Task objective.
Each record should be given again exactly, and any picture in it left out.

Data for analysis.
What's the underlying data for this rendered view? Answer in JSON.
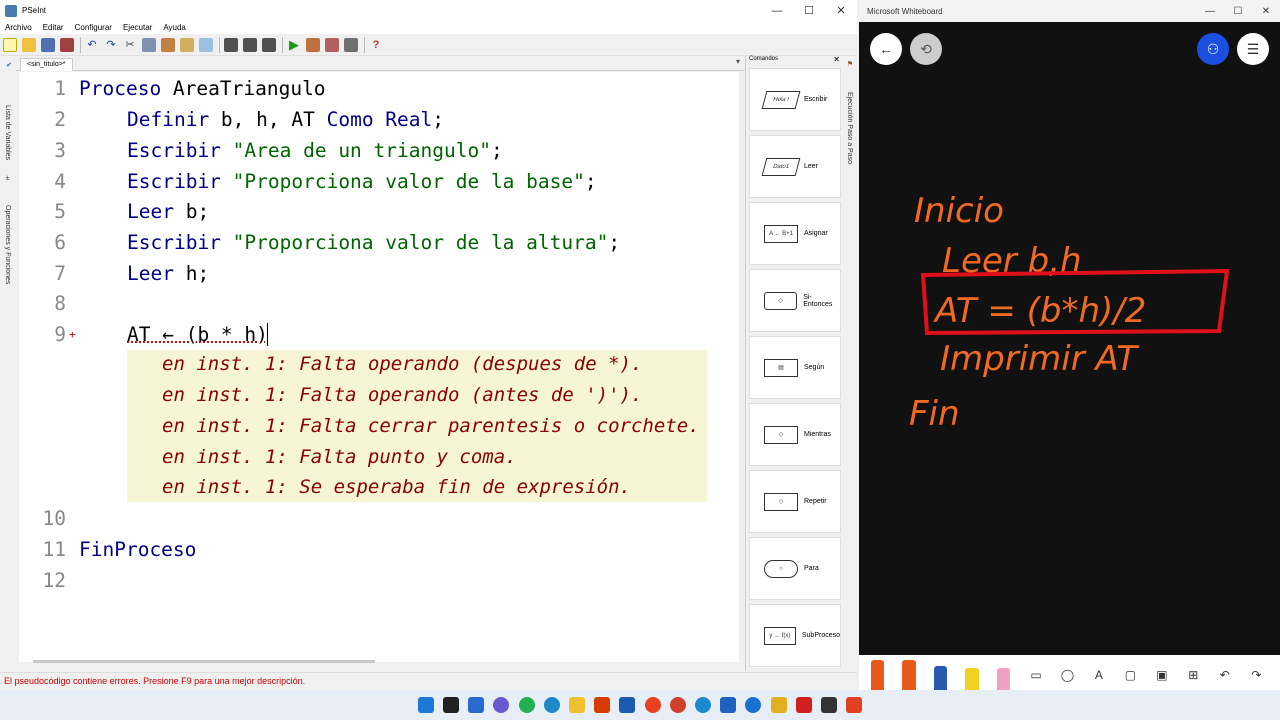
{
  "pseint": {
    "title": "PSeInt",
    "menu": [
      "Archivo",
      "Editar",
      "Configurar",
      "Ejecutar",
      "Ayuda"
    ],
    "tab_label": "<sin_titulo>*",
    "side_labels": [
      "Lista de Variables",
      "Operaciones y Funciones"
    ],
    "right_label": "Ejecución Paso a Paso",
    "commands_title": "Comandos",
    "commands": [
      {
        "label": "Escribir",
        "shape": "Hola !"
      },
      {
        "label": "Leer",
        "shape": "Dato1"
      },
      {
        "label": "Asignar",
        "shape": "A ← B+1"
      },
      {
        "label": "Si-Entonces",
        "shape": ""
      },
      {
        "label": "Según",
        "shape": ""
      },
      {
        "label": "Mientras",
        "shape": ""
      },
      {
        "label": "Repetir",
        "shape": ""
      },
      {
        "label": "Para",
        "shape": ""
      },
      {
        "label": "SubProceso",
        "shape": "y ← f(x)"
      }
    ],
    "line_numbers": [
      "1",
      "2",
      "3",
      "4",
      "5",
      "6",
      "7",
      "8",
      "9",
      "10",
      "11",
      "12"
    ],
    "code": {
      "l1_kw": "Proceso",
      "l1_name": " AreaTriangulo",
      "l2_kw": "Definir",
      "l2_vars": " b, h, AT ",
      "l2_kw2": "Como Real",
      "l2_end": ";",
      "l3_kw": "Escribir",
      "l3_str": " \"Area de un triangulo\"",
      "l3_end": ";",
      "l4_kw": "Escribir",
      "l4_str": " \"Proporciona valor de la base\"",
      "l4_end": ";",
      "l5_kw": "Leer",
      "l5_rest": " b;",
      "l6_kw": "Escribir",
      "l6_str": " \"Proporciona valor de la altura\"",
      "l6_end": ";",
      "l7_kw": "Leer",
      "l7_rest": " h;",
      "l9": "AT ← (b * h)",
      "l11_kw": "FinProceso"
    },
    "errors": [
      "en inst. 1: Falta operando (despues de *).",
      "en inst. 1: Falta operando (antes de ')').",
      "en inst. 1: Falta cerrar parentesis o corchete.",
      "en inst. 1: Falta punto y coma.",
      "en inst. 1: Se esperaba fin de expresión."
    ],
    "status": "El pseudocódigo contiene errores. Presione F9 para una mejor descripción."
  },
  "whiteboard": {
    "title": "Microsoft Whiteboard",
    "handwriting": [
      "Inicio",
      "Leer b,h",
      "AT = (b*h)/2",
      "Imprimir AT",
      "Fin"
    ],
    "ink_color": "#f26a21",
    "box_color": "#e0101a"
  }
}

Response below.
What's the underlying data for this rendered view? Answer in JSON.
{
  "pseint": {
    "title": "PSeInt",
    "menu": [
      "Archivo",
      "Editar",
      "Configurar",
      "Ejecutar",
      "Ayuda"
    ],
    "tab_label": "<sin_titulo>*",
    "side_labels": [
      "Lista de Variables",
      "Operaciones y Funciones"
    ],
    "right_label": "Ejecución Paso a Paso",
    "commands_title": "Comandos",
    "commands": [
      {
        "label": "Escribir",
        "shape": "Hola !"
      },
      {
        "label": "Leer",
        "shape": "Dato1"
      },
      {
        "label": "Asignar",
        "shape": "A ← B+1"
      },
      {
        "label": "Si-Entonces",
        "shape": ""
      },
      {
        "label": "Según",
        "shape": ""
      },
      {
        "label": "Mientras",
        "shape": ""
      },
      {
        "label": "Repetir",
        "shape": ""
      },
      {
        "label": "Para",
        "shape": ""
      },
      {
        "label": "SubProceso",
        "shape": "y ← f(x)"
      }
    ],
    "line_numbers": [
      "1",
      "2",
      "3",
      "4",
      "5",
      "6",
      "7",
      "8",
      "9",
      "10",
      "11",
      "12"
    ],
    "code": {
      "l1_kw": "Proceso",
      "l1_name": " AreaTriangulo",
      "l2_kw": "Definir",
      "l2_vars": " b, h, AT ",
      "l2_kw2": "Como Real",
      "l2_end": ";",
      "l3_kw": "Escribir",
      "l3_str": " \"Area de un triangulo\"",
      "l3_end": ";",
      "l4_kw": "Escribir",
      "l4_str": " \"Proporciona valor de la base\"",
      "l4_end": ";",
      "l5_kw": "Leer",
      "l5_rest": " b;",
      "l6_kw": "Escribir",
      "l6_str": " \"Proporciona valor de la altura\"",
      "l6_end": ";",
      "l7_kw": "Leer",
      "l7_rest": " h;",
      "l9": "AT ← (b * h)",
      "l11_kw": "FinProceso"
    },
    "errors": [
      "en inst. 1: Falta operando (despues de *).",
      "en inst. 1: Falta operando (antes de ')').",
      "en inst. 1: Falta cerrar parentesis o corchete.",
      "en inst. 1: Falta punto y coma.",
      "en inst. 1: Se esperaba fin de expresión."
    ],
    "status": "El pseudocódigo contiene errores. Presione F9 para una mejor descripción."
  },
  "whiteboard": {
    "title": "Microsoft Whiteboard",
    "handwriting": [
      "Inicio",
      "Leer b,h",
      "AT = (b*h)/2",
      "Imprimir AT",
      "Fin"
    ],
    "ink_color": "#f26a21",
    "box_color": "#e0101a"
  }
}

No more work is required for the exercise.